Schulz was inducted into the United States Figure Skating Hall of Fame in 2007.
In 2000, the Sonoma County Board of Supervisors rechristened the Charles M. Schulz - Sonoma County Airport in his honor. The airport's logo features Snoopy in goggles and scarf, taking to the skies on top of his red doghouse.
The Charles M. Schulz Museum and Research Center in Santa Rosa opened on August 17, 2002, two blocks away from his former studio and celebrates his life's work and art of cartooning. A bronze statue of Charlie Brown and Snoopy stands in Depot Park in downtown Santa Rosa.
The Jean and Charles Schulz Information Center at Sonoma State University is one of the largest libraries in the CSU system and the state of California with a 400,000 volume general collection and with a 750,000 volume automated retrieval system capacity. The $41.5 million building was named after Schulz and his wife donated a large sum of the money, $5 million, needed to build and furnish the structure. The library opened in 2000 and now stands as one of the largest buildings in the university.
Peanuts on Parade has been Saint Paul, Minnesota’s tribute to its favorite native cartoonist. It began in 2000 with the placing of 101 five-foot tall statues of Snoopy throughout the city of Saint Paul. Every summer for the next 4 years statues of a different Peanuts character were placed on the sidewalks of Saint Paul. In 2001 there was Charlie Brown Around Town, 2002 brought Looking for Lucy, then in 2003 along came Linus Blankets Saint Paul, ending in 2004 with Snoopy lying on his doghouse. The statues were auctioned off at the end of each summer, so some remain around the city but others have been relocated. Permanent, bronze statues of the Peanuts character are also found in Landmark Plaza in downtown Saint Paul.
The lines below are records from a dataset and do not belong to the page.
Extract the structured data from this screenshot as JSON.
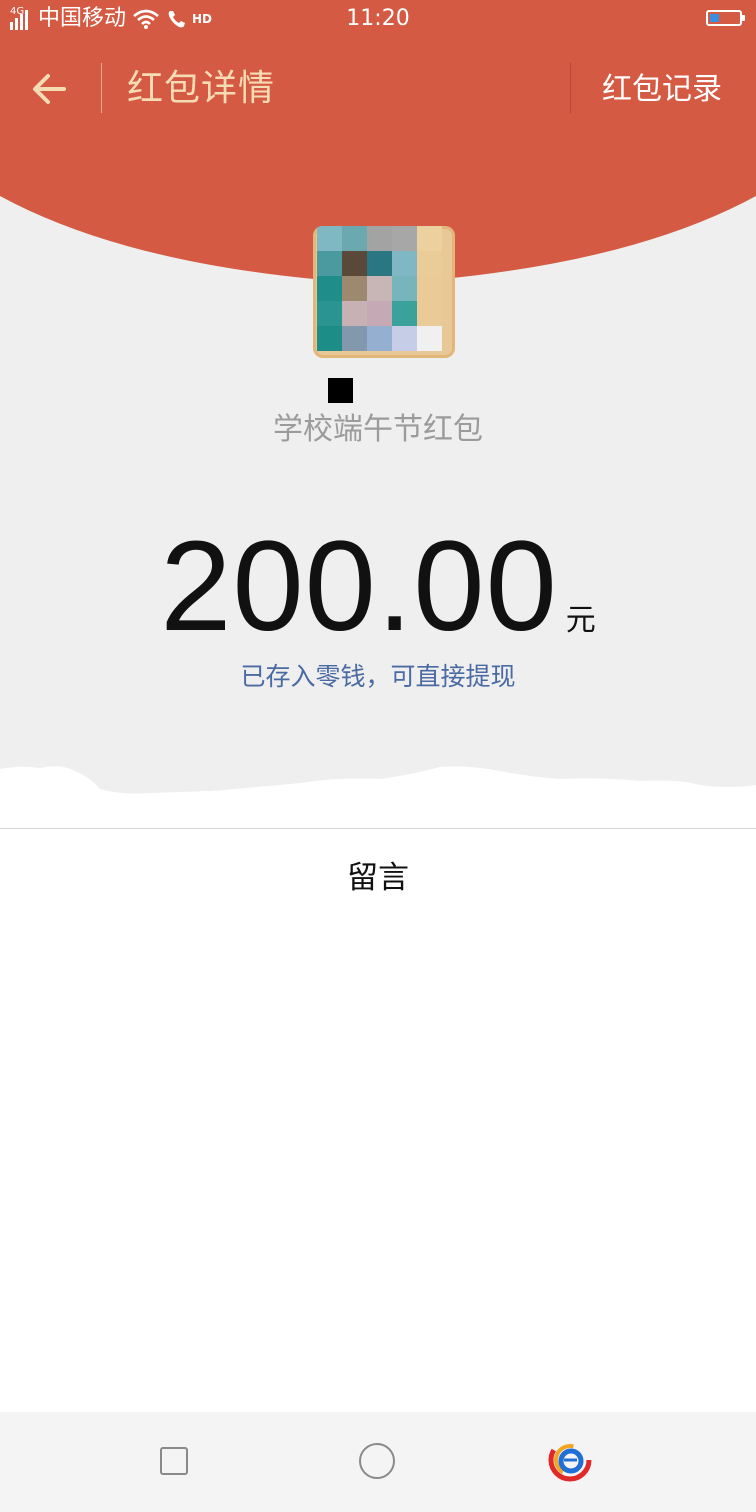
{
  "status_bar": {
    "network": "4G",
    "carrier": "中国移动",
    "hd": "HD",
    "time": "11:20"
  },
  "nav": {
    "title": "红包详情",
    "records": "红包记录"
  },
  "packet": {
    "sender_name": "■",
    "title": "学校端午节红包",
    "amount": "200.00",
    "currency": "元",
    "status": "已存入零钱，可直接提现"
  },
  "message": {
    "title": "留言"
  },
  "colors": {
    "header_red": "#d55a43",
    "title_gold": "#f6dcb5",
    "link_blue": "#4a6aa3",
    "background": "#efefef"
  }
}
For the past five years, Forbes Magazine has rated Schulz the second "highest paid deceased person" in America (after Elvis Presley), with his estate continuing to garner income totaling more than $32 million since his passing. According to the book "Where Are They Buried?" (as well as other sources), Charles M. Schulz's income during his lifetime totaled more than $1.1 billion, a true testament to the impact Schulz had on three generations of Americans who grew up with the Peanuts gang and "good Ol' Charlie Brown."
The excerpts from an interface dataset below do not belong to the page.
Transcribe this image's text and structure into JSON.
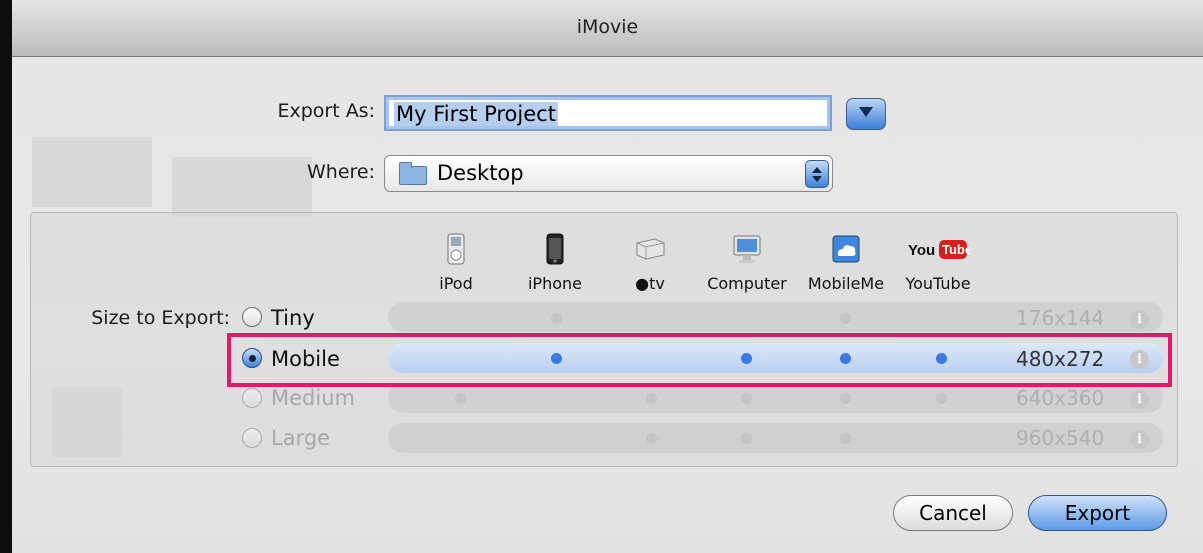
{
  "window": {
    "title": "iMovie"
  },
  "form": {
    "export_as_label": "Export As:",
    "export_as_value": "My First Project",
    "where_label": "Where:",
    "where_value": "Desktop"
  },
  "size": {
    "label": "Size to Export:",
    "devices": [
      {
        "name": "iPod",
        "icon": "ipod-icon"
      },
      {
        "name": "iPhone",
        "icon": "iphone-icon"
      },
      {
        "name": "tv",
        "icon": "apple-tv-icon"
      },
      {
        "name": "Computer",
        "icon": "computer-icon"
      },
      {
        "name": "MobileMe",
        "icon": "mobileme-icon"
      },
      {
        "name": "YouTube",
        "icon": "youtube-icon"
      }
    ],
    "options": [
      {
        "label": "Tiny",
        "resolution": "176x144",
        "selected": false,
        "enabled": true,
        "compatible": [
          false,
          true,
          false,
          false,
          true,
          false
        ]
      },
      {
        "label": "Mobile",
        "resolution": "480x272",
        "selected": true,
        "enabled": true,
        "compatible": [
          false,
          true,
          false,
          true,
          true,
          true
        ]
      },
      {
        "label": "Medium",
        "resolution": "640x360",
        "selected": false,
        "enabled": false,
        "compatible": [
          true,
          false,
          true,
          true,
          true,
          true
        ]
      },
      {
        "label": "Large",
        "resolution": "960x540",
        "selected": false,
        "enabled": false,
        "compatible": [
          false,
          false,
          true,
          true,
          true,
          false
        ]
      }
    ]
  },
  "buttons": {
    "cancel": "Cancel",
    "export": "Export"
  },
  "colors": {
    "highlight": "#e0196b",
    "accent": "#3a79e0"
  }
}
Schulz touched on religious themes in his work, including the classic television cartoon, A Charlie Brown Christmas (1965), which features the character Linus van Pelt quoting the King James Version of the Bible Luke 2:8-14 to explain "what Christmas is all about." In personal interviews Schulz mentioned that Linus represented his spiritual side.
Schulz, reared in the Lutheran faith, had been active in the Church of God (Anderson) as a young adult and then later taught Sunday school at a United Methodist Church. But, he remained a member of the Church of God (Anderson) until his death.
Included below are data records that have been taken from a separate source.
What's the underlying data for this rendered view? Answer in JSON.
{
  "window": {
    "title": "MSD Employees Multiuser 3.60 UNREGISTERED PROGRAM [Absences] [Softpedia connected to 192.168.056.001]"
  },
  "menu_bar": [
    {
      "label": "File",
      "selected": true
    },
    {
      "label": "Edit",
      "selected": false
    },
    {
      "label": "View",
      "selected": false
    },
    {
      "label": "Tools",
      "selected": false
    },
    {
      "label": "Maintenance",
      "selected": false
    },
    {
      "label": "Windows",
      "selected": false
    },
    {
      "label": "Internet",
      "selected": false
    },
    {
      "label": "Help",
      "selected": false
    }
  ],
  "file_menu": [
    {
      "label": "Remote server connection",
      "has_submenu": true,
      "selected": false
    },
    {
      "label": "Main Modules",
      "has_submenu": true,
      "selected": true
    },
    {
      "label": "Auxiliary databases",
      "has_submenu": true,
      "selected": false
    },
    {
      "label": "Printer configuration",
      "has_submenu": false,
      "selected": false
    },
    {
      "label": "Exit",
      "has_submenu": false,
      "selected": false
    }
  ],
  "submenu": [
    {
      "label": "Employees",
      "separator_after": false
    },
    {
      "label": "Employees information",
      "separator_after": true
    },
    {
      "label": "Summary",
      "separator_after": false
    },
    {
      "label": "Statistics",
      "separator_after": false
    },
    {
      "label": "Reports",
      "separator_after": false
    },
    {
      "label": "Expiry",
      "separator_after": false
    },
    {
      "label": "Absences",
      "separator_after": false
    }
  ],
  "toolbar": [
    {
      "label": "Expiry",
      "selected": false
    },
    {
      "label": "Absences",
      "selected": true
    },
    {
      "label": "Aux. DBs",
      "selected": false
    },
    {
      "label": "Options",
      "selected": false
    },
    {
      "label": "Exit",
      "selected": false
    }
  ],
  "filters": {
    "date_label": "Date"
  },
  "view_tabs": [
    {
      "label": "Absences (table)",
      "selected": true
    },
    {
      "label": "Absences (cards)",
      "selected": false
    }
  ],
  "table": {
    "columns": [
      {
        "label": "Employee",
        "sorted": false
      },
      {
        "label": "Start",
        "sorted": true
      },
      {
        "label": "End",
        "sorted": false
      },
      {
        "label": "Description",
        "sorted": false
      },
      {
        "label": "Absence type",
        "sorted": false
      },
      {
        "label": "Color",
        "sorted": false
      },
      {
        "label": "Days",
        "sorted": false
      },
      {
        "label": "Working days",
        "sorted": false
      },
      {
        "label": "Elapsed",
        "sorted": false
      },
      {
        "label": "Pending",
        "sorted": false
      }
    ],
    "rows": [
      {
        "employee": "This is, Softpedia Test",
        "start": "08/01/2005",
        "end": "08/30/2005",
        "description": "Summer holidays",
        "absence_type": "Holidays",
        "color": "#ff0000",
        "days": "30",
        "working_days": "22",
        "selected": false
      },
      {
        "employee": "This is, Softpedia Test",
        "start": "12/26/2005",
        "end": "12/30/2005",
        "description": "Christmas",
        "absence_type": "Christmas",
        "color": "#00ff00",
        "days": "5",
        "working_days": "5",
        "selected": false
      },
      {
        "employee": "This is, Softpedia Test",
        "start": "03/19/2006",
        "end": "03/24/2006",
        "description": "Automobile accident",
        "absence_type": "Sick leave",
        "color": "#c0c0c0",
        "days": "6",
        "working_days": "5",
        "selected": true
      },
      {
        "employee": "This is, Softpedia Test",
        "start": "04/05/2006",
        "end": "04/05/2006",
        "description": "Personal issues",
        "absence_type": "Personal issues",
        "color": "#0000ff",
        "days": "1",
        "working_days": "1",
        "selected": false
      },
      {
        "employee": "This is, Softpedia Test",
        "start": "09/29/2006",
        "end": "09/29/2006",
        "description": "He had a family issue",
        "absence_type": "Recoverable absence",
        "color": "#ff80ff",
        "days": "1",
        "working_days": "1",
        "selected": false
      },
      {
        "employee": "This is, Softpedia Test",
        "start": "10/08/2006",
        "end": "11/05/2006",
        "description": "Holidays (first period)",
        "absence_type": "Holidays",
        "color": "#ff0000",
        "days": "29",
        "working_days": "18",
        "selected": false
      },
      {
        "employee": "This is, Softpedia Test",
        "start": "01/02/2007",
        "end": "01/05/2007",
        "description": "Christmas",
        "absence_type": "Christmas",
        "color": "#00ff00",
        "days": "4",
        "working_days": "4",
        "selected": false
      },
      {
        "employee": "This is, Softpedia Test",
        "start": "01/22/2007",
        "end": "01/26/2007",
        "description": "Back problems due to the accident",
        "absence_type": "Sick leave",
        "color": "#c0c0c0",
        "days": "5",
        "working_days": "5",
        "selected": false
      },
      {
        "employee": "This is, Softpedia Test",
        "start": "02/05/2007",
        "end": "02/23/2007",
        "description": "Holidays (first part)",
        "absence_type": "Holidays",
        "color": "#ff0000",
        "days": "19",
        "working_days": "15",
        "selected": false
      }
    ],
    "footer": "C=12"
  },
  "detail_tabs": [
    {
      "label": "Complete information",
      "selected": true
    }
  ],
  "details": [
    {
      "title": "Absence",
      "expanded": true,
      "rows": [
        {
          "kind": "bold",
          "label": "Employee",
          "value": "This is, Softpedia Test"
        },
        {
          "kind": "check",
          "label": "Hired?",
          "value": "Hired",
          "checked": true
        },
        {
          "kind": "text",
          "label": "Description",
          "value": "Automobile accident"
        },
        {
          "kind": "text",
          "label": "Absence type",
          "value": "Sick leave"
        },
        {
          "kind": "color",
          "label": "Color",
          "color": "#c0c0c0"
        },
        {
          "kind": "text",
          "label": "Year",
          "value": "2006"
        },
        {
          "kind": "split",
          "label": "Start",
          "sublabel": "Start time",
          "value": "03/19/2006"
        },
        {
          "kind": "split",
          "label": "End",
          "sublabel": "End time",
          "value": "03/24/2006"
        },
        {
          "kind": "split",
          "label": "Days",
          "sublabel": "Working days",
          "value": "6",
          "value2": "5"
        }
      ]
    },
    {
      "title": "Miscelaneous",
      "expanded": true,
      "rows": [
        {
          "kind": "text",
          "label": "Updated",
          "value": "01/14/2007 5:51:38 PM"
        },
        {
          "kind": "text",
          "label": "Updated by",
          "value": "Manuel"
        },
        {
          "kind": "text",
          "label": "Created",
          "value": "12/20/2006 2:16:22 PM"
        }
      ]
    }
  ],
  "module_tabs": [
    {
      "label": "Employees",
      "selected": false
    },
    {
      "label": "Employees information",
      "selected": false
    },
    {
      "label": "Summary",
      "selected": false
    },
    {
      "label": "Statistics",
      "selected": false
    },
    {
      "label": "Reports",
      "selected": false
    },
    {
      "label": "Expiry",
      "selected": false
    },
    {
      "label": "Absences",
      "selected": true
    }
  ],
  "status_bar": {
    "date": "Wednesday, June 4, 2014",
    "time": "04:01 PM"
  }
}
In an interview in the late 1980s, however, Schulz stated that his philosophical views had evolved over the years:
I do not go to church anymore… I guess you might say I've come around to secular humanism, an obligation I believe all humans have to others and the world we live in."
In the 1960s, Robert L. Short interpreted certain themes and conversations in Peanuts as being consistent with parts of Christian theology, and used them as illustrations during his lectures about the gospel, and as source material for several books, as he explained in his bestselling paperback book, The Gospel According to Peanuts.
Share your memory on famous dead actors celebrities, Recently deceased celebrities. Singers, actors died recently. Hollywood Death and Cause of death. Share your memory, talk about your favorite dead Hollywood celebrities.